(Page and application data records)
---

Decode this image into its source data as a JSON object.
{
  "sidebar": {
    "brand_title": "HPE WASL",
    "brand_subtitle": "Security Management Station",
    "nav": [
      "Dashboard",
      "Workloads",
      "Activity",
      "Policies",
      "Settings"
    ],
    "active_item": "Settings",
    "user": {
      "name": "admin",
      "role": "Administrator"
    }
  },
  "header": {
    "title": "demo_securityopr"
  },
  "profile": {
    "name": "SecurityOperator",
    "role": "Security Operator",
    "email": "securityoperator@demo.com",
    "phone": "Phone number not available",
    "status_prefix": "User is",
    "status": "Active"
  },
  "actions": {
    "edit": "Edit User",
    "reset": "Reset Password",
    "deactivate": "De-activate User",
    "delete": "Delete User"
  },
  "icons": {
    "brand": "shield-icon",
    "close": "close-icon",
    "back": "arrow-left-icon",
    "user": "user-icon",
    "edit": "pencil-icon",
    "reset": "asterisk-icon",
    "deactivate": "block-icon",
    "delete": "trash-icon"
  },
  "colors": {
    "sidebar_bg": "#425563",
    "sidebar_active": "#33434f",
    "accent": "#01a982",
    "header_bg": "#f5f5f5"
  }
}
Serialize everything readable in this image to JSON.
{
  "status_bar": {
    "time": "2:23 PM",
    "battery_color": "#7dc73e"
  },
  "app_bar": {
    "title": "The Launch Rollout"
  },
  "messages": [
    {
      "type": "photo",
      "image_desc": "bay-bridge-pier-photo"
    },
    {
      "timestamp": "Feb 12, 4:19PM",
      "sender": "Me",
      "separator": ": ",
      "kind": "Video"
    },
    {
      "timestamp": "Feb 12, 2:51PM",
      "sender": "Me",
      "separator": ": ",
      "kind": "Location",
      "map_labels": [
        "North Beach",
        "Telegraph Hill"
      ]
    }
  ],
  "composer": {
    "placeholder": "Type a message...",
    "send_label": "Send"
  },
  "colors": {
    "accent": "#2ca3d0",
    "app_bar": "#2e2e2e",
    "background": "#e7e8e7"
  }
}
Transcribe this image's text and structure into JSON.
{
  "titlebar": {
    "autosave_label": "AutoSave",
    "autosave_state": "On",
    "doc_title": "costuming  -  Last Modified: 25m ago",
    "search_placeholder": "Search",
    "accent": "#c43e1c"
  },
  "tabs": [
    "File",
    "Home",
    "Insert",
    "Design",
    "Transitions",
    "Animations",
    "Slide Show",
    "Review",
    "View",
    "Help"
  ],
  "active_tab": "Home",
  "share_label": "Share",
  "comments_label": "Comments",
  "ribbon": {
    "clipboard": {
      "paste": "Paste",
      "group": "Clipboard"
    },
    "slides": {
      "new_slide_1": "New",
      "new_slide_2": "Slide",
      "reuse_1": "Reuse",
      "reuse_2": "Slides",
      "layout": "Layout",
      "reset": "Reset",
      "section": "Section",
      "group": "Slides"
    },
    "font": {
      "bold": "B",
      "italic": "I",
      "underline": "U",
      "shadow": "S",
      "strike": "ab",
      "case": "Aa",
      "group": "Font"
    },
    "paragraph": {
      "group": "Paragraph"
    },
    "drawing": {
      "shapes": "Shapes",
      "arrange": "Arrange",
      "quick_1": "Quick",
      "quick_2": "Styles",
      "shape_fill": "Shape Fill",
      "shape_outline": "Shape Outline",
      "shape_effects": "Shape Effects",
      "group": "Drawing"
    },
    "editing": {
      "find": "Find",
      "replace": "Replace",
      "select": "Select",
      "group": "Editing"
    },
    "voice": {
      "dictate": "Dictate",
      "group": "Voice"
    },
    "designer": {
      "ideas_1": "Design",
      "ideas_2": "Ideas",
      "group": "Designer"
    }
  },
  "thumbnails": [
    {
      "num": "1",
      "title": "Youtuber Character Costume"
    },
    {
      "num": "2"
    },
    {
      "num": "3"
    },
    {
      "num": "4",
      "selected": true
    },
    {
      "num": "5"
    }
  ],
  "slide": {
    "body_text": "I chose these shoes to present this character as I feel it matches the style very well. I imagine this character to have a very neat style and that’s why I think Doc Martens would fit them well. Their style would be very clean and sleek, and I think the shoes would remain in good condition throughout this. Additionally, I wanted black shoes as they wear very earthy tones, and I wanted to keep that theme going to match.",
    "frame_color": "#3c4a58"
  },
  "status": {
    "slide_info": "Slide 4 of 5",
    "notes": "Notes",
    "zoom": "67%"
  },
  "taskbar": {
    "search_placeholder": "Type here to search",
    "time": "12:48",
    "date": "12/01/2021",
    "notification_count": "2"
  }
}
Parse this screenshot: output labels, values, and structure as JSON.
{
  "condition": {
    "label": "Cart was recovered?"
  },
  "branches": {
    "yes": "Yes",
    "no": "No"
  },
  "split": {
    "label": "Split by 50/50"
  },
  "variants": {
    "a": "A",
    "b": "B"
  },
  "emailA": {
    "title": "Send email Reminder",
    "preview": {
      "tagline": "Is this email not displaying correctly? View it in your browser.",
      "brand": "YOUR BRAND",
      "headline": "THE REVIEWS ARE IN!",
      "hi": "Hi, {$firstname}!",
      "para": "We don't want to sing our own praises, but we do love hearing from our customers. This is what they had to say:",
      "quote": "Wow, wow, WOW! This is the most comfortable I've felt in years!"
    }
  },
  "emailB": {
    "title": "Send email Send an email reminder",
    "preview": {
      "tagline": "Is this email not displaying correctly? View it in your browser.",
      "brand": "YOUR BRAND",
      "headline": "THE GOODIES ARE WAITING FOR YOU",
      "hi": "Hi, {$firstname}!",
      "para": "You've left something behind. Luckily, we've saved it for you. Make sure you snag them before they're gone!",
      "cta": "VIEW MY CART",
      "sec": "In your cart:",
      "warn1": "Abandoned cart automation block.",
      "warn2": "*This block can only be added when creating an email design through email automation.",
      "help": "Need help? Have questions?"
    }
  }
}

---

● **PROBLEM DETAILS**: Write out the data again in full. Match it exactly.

● **ANSWER TO THIS EXERCISE**:
Decode this image into its source data as a JSON object.
{
  "sidebar": {
    "brand_title": "HPE WASL",
    "brand_subtitle": "Security Management Station",
    "nav": [
      "Dashboard",
      "Workloads",
      "Activity",
      "Policies",
      "Settings"
    ],
    "active_item": "Settings",
    "user": {
      "name": "admin",
      "role": "Administrator"
    }
  },
  "header": {
    "title": "demo_securityopr"
  },
  "profile": {
    "name": "SecurityOperator",
    "role": "Security Operator",
    "email": "securityoperator@demo.com",
    "phone": "Phone number not available",
    "status_prefix": "User is",
    "status": "Active"
  },
  "actions": {
    "edit": "Edit User",
    "reset": "Reset Password",
    "deactivate": "De-activate User",
    "delete": "Delete User"
  },
  "icons": {
    "brand": "shield-icon",
    "close": "close-icon",
    "back": "arrow-left-icon",
    "user": "user-icon",
    "edit": "pencil-icon",
    "reset": "asterisk-icon",
    "deactivate": "block-icon",
    "delete": "trash-icon"
  },
  "colors": {
    "sidebar_bg": "#425563",
    "sidebar_active": "#33434f",
    "accent": "#01a982",
    "header_bg": "#f5f5f5"
  }
}
Serialize everything readable in this image to JSON.
{
  "status_bar": {
    "time": "2:23 PM",
    "battery_color": "#7dc73e"
  },
  "app_bar": {
    "title": "The Launch Rollout"
  },
  "messages": [
    {
      "type": "photo",
      "image_desc": "bay-bridge-pier-photo"
    },
    {
      "timestamp": "Feb 12, 4:19PM",
      "sender": "Me",
      "separator": ": ",
      "kind": "Video"
    },
    {
      "timestamp": "Feb 12, 2:51PM",
      "sender": "Me",
      "separator": ": ",
      "kind": "Location",
      "map_labels": [
        "North Beach",
        "Telegraph Hill"
      ]
    }
  ],
  "composer": {
    "placeholder": "Type a message...",
    "send_label": "Send"
  },
  "colors": {
    "accent": "#2ca3d0",
    "app_bar": "#2e2e2e",
    "background": "#e7e8e7"
  }
}
Transcribe this image's text and structure into JSON.
{
  "titlebar": {
    "autosave_label": "AutoSave",
    "autosave_state": "On",
    "doc_title": "costuming  -  Last Modified: 25m ago",
    "search_placeholder": "Search",
    "accent": "#c43e1c"
  },
  "tabs": [
    "File",
    "Home",
    "Insert",
    "Design",
    "Transitions",
    "Animations",
    "Slide Show",
    "Review",
    "View",
    "Help"
  ],
  "active_tab": "Home",
  "share_label": "Share",
  "comments_label": "Comments",
  "ribbon": {
    "clipboard": {
      "paste": "Paste",
      "group": "Clipboard"
    },
    "slides": {
      "new_slide_1": "New",
      "new_slide_2": "Slide",
      "reuse_1": "Reuse",
      "reuse_2": "Slides",
      "layout": "Layout",
      "reset": "Reset",
      "section": "Section",
      "group": "Slides"
    },
    "font": {
      "bold": "B",
      "italic": "I",
      "underline": "U",
      "shadow": "S",
      "strike": "ab",
      "case": "Aa",
      "group": "Font"
    },
    "paragraph": {
      "group": "Paragraph"
    },
    "drawing": {
      "shapes": "Shapes",
      "arrange": "Arrange",
      "quick_1": "Quick",
      "quick_2": "Styles",
      "shape_fill": "Shape Fill",
      "shape_outline": "Shape Outline",
      "shape_effects": "Shape Effects",
      "group": "Drawing"
    },
    "editing": {
      "find": "Find",
      "replace": "Replace",
      "select": "Select",
      "group": "Editing"
    },
    "voice": {
      "dictate": "Dictate",
      "group": "Voice"
    },
    "designer": {
      "ideas_1": "Design",
      "ideas_2": "Ideas",
      "group": "Designer"
    }
  },
  "thumbnails": [
    {
      "num": "1",
      "title": "Youtuber Character Costume"
    },
    {
      "num": "2"
    },
    {
      "num": "3"
    },
    {
      "num": "4",
      "selected": true
    },
    {
      "num": "5"
    }
  ],
  "slide": {
    "body_text": "I chose these shoes to present this character as I feel it matches the style very well. I imagine this character to have a very neat style and that’s why I think Doc Martens would fit them well. Their style would be very clean and sleek, and I think the shoes would remain in good condition throughout this. Additionally, I wanted black shoes as they wear very earthy tones, and I wanted to keep that theme going to match.",
    "frame_color": "#3c4a58"
  },
  "status": {
    "slide_info": "Slide 4 of 5",
    "notes": "Notes",
    "zoom": "67%"
  },
  "taskbar": {
    "search_placeholder": "Type here to search",
    "time": "12:48",
    "date": "12/01/2021",
    "notification_count": "2"
  }
}
Parse this screenshot: output labels, values, and structure as JSON.
{
  "condition": {
    "label": "Cart was recovered?"
  },
  "branches": {
    "yes": "Yes",
    "no": "No"
  },
  "split": {
    "label": "Split by 50/50"
  },
  "variants": {
    "a": "A",
    "b": "B"
  },
  "emailA": {
    "title": "Send email Reminder",
    "preview": {
      "tagline": "Is this email not displaying correctly? View it in your browser.",
      "brand": "YOUR BRAND",
      "headline": "THE REVIEWS ARE IN!",
      "hi": "Hi, {$firstname}!",
      "para": "We don't want to sing our own praises, but we do love hearing from our customers. This is what they had to say:",
      "quote": "Wow, wow, WOW! This is the most comfortable I've felt in years!"
    }
  },
  "emailB": {
    "title": "Send email Send an email reminder",
    "preview": {
      "tagline": "Is this email not displaying correctly? View it in your browser.",
      "brand": "YOUR BRAND",
      "headline": "THE GOODIES ARE WAITING FOR YOU",
      "hi": "Hi, {$firstname}!",
      "para": "You've left something behind. Luckily, we've saved it for you. Make sure you snag them before they're gone!",
      "cta": "VIEW MY CART",
      "sec": "In your cart:",
      "warn1": "Abandoned cart automation block.",
      "warn2": "*This block can only be added when creating an email design through email automation.",
      "help": "Need help? Have questions?"
    }
  }
}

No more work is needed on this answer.